== Records for processing ==
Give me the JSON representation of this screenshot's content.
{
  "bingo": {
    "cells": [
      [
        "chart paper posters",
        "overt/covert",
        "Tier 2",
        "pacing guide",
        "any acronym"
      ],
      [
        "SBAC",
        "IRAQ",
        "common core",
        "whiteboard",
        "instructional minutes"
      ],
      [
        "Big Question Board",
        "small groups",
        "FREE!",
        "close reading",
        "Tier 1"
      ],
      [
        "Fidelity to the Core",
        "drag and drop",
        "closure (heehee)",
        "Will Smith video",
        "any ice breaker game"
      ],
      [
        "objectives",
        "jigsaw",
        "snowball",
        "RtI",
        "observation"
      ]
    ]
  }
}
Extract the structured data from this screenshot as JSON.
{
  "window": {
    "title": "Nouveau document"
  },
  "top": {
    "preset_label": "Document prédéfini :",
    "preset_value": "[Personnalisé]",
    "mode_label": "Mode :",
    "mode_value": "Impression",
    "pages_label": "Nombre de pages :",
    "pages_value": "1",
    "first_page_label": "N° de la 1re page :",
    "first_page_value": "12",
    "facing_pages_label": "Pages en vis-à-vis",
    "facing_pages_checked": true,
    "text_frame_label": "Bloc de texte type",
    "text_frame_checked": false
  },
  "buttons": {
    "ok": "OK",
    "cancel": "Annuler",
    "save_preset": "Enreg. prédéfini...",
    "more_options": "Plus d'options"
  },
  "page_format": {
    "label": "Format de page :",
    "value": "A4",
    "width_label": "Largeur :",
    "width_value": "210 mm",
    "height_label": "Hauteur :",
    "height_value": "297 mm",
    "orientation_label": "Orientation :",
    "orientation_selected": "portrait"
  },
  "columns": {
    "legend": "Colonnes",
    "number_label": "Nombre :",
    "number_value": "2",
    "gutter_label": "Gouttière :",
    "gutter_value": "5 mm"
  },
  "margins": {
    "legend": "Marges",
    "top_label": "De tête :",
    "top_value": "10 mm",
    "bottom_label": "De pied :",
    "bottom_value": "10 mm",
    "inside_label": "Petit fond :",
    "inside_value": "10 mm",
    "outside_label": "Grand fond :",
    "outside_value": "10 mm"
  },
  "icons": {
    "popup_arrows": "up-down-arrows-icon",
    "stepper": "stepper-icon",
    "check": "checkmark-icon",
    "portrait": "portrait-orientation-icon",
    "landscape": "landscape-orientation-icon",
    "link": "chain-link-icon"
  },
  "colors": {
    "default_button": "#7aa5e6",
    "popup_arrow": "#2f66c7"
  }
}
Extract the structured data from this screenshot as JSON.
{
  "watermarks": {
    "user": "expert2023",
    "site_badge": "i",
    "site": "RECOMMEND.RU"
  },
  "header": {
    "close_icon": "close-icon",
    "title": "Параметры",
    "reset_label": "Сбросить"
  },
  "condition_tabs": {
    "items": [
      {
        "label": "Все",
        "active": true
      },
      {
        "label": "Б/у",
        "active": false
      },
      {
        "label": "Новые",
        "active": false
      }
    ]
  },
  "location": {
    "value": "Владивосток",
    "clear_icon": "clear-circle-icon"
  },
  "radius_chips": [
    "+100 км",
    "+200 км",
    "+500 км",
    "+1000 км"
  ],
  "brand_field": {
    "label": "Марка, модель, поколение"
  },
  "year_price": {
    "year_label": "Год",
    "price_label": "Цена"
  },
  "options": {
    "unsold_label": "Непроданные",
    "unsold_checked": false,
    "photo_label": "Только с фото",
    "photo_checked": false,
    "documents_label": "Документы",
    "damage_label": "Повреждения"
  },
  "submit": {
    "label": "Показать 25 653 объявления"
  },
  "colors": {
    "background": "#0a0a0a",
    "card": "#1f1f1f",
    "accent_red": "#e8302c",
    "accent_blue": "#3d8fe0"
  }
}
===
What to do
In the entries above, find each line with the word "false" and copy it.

Solution to the exercise
    "text_frame_checked": false
        "active": false
        "active": false
    "unsold_checked": false,
    "photo_checked": false,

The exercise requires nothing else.